| Opinion/The Review

 
Larger text Larger text Smaller text Smaller text | Order Photo Reprints

Market perversions: Chrysler retreats

Email Newsletters

Click here to sign up for one of our email newsletters.

Letters home ...

Traveling abroad for personal, educational or professional reasons?

Why not share your impressions — and those of residents of foreign countries about the United States — with Trib readers in 150 words?

The world's a big place. Bring it home with Letters Home.

Contact Colin McNickle (412-320-7836 or cmcnickle@tribweb.com).

Daily Photo Galleries

Sunday, March 9, 2014, 9:00 p.m.
 

Canadian taxpayers have been spared the financial pain of another government giveaway to an automaker — but not because their public officials have suddenly seen the light and renounced such marketplace perversions.

Five years ago, the governments of Canada and Ontario bailed out Chrysler Canada with a $2.9 billion (Canadian) loan. Canada's conservative Fraser Institute estimates taxpayers will never recover $810 million of that. Yet Fiat Chrysler CEO Sergio Marchionne lately had threatened to end vehicle production in Canada unless more corporate wealthfare was forthcoming.

Both Canada's government, controlled by the Conservative Party, and Ontario's government, controlled by the Liberal Party, were willing to entertain Mr. Marchionne's demands, which he hadn't made public. But resulting controversy — including the head of Ontario's right-leaning Progressive Conservative Party decrying “corporate welfare handouts” — apparently made pursuing more government help more trouble than it was worth for the automaker.

Calling the issue a “political football,” it dropped its demands Tuesday last. Marchionne said Chrysler Canada would be less beholden to government, according to The Wall Street Journal.

Alas, this outcome will remain the exception, not the rule, until governments stop such market-distorting interventions that reward corporate arrogance, turn taxpayers into unwilling venture capitalists and invite further demands.

Subscribe today! Click here for our subscription offers.

 

 


Show commenting policy

Most-Read Editorials

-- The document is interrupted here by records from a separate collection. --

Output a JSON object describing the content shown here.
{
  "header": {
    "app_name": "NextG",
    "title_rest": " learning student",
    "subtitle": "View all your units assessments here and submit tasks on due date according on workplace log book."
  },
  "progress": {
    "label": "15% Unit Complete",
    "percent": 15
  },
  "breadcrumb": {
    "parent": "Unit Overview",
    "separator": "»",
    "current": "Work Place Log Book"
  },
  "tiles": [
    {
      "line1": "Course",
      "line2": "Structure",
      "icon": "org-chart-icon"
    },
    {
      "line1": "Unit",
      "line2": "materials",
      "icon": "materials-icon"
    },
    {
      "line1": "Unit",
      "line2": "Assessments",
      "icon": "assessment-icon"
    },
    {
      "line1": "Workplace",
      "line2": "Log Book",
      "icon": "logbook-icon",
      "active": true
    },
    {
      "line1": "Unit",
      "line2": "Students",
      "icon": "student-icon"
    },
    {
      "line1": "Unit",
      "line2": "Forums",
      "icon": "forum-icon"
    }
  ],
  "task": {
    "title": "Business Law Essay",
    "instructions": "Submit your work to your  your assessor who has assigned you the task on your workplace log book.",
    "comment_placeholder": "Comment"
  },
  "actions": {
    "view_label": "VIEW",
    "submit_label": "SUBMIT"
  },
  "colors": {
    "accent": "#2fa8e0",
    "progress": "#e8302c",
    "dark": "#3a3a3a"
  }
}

  1. U.N. Watch: More propaganda
  2. Trumpeting ObamaCare: The Medicaid factor
  3. The Solyndra scandal: Government culpability
  4. The Box
  5. Sunday pops
  6. President Carbon: Hypocrisy’s trip
  7. Ford City facts: Blaming the messenger
  8. The Thursday wrap
  9. Saturday essay: Cusps of change
  10. Greensburg Laurels & Lances
  11. The Pa. pensions debate: Union hypocrisy